My husband bought it for me during our first vacation away from the kids. Hawaii. Kauai. Coconut Marketplace. The brilliant blue pendant caught my attention when we walked by the small fused glass shop. It reminded me of the glistening ocean. I couldn’t take my eyes off it. I didn’t own any expensive jewelry, and I cringed when she told us the price, but Phil insisted on buying it for me.
I stopped feeling guilty about the price when I realized how many excuses I could find to wear it. It quickly became my most prized possession—representing everything beautiful about our vacation and our relationship. It’s easy to forget about beauty when you get caught up in endless loads of laundry, and dishes, and homework, but every time I fastened the clasp of my beautiful necklace, it helped me remember all of the precious gifts I had been given and I resolved to take better care of them.
But a few years later, during an especially stressful time—a move, returning to school to finish my degree, and the birth of our fourth child all in the same year–I struggled to see any beauty amidst the chaos in my life. And it was hard to see the makers of the messes and dishes and laundry as precious gifts. With the pressure of my responsibilities constantly weighing me down, I never felt like I measured up. I even began to doubt that Phil could see the beauty in me when I always felt like a giant mess.
It all came to a head one Sunday morning when the kids sat waiting in the car, and Phil tried to hurry me out the door. I rushed to finish putting myself together because I had insisted on ironing the shirt I wanted to wear when there really wasn’t enough time. And then I realized at the last second that I had only put mascara on one eye. While I fixed the problem, I thought about how short I had been with everyone that morning and I had to fight back tears. It would be so much easier, I thought, if I just stopped trying to pretend. It would be so much nicer to just stay in bed on Sunday morning and give up trying to be perfect.
Just as I brushed on a final stroke of mascara, the horn blared in the driveway. I jumped and blinked hard. My wet lashes left a black smudge on my cheek and eyelid. I looked like a character from a horror movie and I felt every bit as evil. We were already going to be late. SO WHAT?! They could all wait until I was good and ready to come out.
I put on my tall heels and stomped over to my jewelry box, pulling out the blue necklace. Standing on the tile floor, I worked to fasten the short chain myself. Phil usually clasped it for me, but I wasn’t about to ask for his help. After a couple of unsuccessful attempts, I twisted the clasp around toward the front to try again, but somehow in the process, one end of the chain slipped out of my fingers and the heavy glass pendant slid off.
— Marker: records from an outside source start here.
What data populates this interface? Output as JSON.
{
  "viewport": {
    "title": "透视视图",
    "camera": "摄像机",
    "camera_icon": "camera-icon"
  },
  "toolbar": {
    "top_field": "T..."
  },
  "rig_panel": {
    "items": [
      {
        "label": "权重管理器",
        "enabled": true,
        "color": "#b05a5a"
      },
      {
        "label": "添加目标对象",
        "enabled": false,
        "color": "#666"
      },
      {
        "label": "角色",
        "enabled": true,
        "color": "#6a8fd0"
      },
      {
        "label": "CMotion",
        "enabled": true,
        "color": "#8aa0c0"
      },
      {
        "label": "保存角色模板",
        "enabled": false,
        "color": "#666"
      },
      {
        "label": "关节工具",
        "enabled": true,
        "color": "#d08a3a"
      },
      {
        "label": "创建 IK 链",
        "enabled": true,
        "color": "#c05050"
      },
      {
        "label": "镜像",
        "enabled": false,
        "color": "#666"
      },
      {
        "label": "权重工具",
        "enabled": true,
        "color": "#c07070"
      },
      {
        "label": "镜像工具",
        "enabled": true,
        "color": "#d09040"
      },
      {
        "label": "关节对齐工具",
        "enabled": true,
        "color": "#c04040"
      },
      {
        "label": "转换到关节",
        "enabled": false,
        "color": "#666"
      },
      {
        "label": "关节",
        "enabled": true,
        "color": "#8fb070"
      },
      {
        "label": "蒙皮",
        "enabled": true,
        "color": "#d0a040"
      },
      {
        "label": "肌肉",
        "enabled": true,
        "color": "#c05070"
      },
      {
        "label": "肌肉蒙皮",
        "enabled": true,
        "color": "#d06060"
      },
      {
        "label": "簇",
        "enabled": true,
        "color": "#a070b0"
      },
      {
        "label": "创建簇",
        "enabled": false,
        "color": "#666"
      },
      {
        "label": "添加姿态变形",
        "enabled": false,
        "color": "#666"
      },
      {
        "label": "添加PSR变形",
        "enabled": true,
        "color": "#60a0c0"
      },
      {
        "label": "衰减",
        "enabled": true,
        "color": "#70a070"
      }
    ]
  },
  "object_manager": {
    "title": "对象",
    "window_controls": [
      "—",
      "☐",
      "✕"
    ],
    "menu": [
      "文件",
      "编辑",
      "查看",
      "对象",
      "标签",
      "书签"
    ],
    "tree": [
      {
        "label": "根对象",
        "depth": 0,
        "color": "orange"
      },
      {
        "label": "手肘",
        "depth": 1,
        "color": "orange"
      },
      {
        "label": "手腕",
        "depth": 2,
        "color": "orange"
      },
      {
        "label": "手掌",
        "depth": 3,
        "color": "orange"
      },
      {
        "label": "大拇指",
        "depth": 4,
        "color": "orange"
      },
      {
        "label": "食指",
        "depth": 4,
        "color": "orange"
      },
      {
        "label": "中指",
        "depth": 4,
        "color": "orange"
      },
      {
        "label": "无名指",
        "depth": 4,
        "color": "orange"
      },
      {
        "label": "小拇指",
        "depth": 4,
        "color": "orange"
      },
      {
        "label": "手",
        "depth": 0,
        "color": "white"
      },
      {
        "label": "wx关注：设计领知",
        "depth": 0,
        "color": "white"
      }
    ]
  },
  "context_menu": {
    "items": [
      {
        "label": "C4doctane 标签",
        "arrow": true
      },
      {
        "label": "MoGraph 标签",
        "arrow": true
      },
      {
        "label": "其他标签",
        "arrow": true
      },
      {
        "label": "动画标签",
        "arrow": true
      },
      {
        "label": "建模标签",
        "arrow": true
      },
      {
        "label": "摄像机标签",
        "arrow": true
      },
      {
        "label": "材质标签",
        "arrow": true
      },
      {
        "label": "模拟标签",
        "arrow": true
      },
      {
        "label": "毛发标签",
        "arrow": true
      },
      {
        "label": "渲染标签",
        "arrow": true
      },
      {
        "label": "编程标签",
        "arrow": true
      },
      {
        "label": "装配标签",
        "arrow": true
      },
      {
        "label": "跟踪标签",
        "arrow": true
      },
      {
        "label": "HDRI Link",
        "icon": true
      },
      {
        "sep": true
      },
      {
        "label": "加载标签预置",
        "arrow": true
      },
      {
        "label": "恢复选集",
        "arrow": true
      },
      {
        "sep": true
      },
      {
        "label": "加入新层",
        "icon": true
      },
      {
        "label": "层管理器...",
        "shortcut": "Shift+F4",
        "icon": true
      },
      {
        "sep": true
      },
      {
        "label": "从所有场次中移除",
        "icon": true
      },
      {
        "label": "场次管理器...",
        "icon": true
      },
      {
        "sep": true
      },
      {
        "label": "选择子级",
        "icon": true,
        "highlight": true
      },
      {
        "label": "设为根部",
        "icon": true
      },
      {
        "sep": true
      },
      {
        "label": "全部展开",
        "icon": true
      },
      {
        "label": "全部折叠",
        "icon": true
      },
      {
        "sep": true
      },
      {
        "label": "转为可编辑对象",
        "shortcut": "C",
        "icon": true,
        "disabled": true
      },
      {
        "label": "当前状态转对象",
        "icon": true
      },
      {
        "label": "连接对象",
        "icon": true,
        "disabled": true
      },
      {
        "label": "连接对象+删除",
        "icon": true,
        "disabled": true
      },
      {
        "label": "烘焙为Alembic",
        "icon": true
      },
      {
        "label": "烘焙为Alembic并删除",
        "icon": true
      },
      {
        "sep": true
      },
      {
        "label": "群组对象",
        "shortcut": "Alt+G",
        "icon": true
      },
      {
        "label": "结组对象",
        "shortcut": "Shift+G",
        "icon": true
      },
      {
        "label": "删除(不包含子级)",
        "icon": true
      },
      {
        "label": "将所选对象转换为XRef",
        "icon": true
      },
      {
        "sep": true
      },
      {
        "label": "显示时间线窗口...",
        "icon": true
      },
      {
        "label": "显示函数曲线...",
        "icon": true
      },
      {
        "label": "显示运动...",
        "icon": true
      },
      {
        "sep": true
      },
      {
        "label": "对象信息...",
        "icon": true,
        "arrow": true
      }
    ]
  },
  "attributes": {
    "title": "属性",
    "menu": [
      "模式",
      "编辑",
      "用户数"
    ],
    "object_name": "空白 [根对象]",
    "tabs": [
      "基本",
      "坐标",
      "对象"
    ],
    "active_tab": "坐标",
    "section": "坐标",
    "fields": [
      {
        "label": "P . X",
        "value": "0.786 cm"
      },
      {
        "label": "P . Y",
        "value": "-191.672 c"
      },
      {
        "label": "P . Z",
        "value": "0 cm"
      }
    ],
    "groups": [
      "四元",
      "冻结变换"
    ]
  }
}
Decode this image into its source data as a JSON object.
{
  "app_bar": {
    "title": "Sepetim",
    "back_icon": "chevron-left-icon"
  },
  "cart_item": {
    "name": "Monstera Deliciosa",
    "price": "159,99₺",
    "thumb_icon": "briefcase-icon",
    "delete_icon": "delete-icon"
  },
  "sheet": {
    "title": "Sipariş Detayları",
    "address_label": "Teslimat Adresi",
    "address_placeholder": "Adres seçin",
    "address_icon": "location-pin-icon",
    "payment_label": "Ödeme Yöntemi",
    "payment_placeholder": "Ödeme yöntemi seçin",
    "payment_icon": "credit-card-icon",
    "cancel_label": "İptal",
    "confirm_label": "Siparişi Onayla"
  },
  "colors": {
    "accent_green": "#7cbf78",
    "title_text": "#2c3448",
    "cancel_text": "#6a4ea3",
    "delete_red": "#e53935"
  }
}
My heart stopped and the world turned to slow motion as I watched my treasure drop to the floor. It restarted again when I realized that the pendant was going to land on the bath mat, not the tile, but my relief was temporary. It landed hard, bouncing once on the mat, again on the tile next to the mat, and then a third time, when the glass finally cracked diagonally from one corner to the other and came to rest in two pieces.
I couldn’t stop crying during church. It was testimony meeting, so it might have seemed kind of normal if I hadn’t started during the opening song. It was more than the loss of something material that I prized–the broken necklace represented all of the ways that I was failing in my life. Failing to take care of the people who were the most important to me. Failing to become what Heavenly Father wanted me to be. Constantly falling short. I was broken too.
But something beautiful happened when we came home. Phil examined the broken necklace, but he wasn’t mad. He didn’t criticize me for trying to fasten it myself while standing on the tile floor. He didn’t remind me of how much it cost. Instead, he put his arms around me and let me cry some more.
“We can fix this,” he promised.
Phil looked up the glass lady’s number and called her, seeking advice. A few days later, the special epoxy that Phil ordered came in the mail. He took his time, matching up the pieces and holding them in place as the glue dried. When he was done, I was surprised by how good it looked.Up close the tiny crack is visible, but most people don’t see the flaw. They only see the radiance and beauty of the blue.
My repaired necklace is more precious to me now than it was before the fall. Precious because it taught me something important. We are all like the necklace. Inherently beautiful, we do things to ourselves, or things happen to us that leave us on the floor, broken—expecting to be thrown away because we’re no longer of worth.
But there is someone who will always see our eternal value. Someone who paid the price for us. Someone who knows how to match up our broken pieces and glue us back together whenever we fall.